-------- Stored data
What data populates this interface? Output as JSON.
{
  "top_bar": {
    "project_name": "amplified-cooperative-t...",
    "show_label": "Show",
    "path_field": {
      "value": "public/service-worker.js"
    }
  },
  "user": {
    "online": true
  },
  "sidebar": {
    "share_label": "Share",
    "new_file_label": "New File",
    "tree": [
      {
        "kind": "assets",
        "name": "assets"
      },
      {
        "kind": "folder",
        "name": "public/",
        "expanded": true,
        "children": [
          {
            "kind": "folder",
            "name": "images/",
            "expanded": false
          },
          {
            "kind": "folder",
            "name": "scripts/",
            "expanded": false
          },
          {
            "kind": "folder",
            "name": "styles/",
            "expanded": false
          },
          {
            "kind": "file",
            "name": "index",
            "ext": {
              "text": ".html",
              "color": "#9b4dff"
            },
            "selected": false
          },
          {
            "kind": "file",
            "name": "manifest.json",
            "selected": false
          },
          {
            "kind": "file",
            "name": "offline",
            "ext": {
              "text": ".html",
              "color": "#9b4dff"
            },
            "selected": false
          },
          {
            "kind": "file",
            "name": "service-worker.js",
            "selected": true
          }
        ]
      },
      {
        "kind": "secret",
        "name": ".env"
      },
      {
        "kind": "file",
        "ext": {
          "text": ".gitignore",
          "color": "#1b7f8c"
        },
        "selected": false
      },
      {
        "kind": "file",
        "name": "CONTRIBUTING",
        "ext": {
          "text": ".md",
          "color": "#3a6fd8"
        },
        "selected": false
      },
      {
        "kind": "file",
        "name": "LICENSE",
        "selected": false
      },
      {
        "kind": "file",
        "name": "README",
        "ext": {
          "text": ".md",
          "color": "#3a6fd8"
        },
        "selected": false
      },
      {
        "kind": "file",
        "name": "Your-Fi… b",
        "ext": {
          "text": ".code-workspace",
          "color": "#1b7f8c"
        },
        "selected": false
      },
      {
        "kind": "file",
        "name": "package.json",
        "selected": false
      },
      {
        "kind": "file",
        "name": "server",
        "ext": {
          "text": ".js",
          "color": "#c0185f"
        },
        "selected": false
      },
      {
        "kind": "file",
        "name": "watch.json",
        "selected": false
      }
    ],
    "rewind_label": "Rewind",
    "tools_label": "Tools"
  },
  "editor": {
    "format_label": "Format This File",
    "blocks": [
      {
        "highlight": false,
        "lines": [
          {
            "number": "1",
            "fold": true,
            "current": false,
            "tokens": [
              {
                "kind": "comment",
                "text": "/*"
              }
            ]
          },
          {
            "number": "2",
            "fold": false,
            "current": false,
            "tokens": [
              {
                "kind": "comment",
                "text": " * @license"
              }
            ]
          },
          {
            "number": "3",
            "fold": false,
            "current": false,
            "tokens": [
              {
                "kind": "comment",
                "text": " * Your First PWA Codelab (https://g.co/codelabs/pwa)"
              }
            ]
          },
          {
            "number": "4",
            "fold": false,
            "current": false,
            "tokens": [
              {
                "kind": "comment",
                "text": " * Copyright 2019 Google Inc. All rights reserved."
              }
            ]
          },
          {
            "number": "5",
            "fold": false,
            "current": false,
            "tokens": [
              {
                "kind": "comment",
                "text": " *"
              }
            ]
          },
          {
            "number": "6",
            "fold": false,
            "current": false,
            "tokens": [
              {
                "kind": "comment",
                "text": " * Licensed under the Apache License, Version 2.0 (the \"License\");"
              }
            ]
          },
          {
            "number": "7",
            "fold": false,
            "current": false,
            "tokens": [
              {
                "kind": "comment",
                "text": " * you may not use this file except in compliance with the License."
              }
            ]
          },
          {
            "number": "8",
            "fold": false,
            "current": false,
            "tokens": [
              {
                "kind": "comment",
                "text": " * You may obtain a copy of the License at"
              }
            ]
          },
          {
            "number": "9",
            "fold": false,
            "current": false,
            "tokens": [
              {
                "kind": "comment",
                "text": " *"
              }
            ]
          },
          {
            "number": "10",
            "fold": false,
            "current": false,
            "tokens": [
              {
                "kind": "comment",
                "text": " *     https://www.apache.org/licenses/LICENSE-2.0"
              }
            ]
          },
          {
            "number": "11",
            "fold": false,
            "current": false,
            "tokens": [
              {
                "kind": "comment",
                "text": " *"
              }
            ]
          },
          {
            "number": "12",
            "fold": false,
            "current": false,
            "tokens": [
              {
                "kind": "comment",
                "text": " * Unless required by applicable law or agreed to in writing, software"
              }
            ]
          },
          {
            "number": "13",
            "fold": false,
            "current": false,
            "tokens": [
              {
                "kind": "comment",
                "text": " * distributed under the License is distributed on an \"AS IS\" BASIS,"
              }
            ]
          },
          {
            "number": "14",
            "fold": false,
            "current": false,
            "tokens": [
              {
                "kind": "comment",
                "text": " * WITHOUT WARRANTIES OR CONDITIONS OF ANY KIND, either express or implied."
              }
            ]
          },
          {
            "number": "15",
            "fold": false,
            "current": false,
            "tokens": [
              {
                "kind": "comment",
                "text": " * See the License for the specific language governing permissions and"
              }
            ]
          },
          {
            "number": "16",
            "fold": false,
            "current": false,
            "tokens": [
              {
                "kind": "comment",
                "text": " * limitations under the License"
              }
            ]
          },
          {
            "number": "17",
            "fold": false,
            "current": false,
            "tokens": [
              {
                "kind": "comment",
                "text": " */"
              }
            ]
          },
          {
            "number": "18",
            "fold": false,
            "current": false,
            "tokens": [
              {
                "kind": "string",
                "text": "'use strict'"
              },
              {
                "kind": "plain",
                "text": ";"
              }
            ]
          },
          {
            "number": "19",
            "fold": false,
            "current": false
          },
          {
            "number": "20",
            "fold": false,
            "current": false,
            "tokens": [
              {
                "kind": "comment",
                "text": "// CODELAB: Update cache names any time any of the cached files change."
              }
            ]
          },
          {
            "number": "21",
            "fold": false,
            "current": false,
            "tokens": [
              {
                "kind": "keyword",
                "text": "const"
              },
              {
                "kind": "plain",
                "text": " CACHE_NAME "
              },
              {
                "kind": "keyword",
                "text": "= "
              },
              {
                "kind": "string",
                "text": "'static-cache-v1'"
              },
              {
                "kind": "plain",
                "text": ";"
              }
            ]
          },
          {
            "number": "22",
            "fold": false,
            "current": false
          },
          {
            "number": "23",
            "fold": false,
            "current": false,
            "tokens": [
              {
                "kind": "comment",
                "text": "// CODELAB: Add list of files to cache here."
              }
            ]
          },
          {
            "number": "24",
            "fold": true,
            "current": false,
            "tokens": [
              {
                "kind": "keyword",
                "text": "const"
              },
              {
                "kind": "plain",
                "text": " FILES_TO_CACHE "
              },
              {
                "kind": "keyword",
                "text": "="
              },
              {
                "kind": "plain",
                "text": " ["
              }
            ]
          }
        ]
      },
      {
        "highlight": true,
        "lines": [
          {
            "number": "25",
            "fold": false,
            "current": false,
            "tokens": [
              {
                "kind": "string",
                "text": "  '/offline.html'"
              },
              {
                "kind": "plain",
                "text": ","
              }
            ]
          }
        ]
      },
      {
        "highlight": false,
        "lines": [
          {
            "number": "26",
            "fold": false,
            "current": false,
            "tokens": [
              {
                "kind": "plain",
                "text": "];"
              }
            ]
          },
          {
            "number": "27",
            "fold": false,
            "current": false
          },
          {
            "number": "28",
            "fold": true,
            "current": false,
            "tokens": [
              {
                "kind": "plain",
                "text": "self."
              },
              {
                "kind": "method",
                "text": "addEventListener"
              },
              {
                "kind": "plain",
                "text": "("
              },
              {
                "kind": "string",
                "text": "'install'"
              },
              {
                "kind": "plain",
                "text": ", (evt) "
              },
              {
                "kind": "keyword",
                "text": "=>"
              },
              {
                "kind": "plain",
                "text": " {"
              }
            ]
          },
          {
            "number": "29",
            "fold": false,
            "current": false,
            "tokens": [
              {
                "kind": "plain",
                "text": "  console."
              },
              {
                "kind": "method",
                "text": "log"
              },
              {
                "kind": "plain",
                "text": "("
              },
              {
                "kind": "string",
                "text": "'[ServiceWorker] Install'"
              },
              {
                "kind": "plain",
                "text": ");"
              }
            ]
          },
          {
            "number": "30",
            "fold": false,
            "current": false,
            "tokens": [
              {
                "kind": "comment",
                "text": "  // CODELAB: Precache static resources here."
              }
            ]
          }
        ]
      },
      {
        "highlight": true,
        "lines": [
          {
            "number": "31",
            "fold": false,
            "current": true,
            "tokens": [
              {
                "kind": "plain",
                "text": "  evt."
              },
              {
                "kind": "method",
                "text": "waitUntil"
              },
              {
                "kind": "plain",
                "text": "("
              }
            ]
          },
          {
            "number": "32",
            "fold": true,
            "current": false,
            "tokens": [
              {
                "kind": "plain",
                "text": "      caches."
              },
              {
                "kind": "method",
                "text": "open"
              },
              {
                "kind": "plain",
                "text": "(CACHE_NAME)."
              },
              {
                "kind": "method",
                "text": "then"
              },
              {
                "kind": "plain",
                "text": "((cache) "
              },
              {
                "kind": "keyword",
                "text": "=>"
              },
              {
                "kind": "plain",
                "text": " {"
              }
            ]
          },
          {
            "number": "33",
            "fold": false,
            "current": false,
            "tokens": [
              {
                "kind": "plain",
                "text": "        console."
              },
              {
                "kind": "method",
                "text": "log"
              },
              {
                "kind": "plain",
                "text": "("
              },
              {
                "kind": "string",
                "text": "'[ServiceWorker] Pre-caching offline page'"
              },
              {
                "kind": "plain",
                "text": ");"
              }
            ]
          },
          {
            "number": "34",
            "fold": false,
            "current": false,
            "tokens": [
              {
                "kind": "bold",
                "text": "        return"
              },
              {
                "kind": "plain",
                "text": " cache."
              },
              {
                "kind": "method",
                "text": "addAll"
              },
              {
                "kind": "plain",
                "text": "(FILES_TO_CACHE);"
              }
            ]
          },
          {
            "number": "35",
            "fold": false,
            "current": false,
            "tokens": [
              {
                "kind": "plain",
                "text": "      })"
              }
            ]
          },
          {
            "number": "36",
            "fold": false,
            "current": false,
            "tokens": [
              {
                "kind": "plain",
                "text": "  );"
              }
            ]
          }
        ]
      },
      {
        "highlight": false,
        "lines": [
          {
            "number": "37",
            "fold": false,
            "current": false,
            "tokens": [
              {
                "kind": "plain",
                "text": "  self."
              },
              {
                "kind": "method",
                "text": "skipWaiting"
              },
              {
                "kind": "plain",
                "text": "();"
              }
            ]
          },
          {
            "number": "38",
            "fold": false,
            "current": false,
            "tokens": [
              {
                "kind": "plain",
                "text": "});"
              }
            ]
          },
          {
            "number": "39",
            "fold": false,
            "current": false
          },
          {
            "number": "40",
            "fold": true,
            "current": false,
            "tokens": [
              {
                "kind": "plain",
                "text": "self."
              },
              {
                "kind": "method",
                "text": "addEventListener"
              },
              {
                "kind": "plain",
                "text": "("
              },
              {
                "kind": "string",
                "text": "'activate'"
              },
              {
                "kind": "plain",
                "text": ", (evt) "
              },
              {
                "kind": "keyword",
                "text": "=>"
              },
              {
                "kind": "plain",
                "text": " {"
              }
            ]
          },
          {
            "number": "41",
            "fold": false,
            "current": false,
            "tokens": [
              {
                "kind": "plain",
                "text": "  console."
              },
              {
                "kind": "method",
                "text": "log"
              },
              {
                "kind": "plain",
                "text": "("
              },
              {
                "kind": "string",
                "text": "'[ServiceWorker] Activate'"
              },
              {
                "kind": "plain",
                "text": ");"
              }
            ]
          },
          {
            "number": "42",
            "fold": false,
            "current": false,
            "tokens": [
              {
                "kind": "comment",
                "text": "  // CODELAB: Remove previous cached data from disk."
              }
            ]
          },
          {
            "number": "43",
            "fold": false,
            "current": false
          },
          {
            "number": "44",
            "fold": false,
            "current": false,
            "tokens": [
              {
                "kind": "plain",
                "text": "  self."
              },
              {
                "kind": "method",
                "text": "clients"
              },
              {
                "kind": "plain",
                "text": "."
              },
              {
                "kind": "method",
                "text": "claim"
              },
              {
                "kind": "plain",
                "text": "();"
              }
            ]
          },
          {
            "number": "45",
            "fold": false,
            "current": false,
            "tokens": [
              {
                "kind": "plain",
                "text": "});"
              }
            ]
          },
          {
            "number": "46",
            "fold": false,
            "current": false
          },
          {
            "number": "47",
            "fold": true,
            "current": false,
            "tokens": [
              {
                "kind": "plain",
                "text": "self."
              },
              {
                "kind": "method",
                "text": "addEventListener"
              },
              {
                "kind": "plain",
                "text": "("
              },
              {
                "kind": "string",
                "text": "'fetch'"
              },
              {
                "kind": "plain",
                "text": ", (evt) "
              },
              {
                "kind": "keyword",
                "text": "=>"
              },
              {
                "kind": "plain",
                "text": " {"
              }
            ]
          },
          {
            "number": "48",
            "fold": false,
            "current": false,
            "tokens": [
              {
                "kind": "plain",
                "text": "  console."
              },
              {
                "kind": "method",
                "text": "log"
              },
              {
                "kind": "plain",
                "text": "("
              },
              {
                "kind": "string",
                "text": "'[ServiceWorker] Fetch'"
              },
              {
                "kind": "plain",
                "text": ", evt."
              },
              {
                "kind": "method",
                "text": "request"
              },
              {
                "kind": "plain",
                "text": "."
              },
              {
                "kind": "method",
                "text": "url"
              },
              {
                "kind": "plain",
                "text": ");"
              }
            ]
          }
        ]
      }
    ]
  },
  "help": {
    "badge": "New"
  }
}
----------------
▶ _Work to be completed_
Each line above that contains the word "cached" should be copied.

▶ _Reply to the task_
                "text": "// CODELAB: Update cache names any time any of the cached files change."
                "text": "  // CODELAB: Remove previous cached data from disk."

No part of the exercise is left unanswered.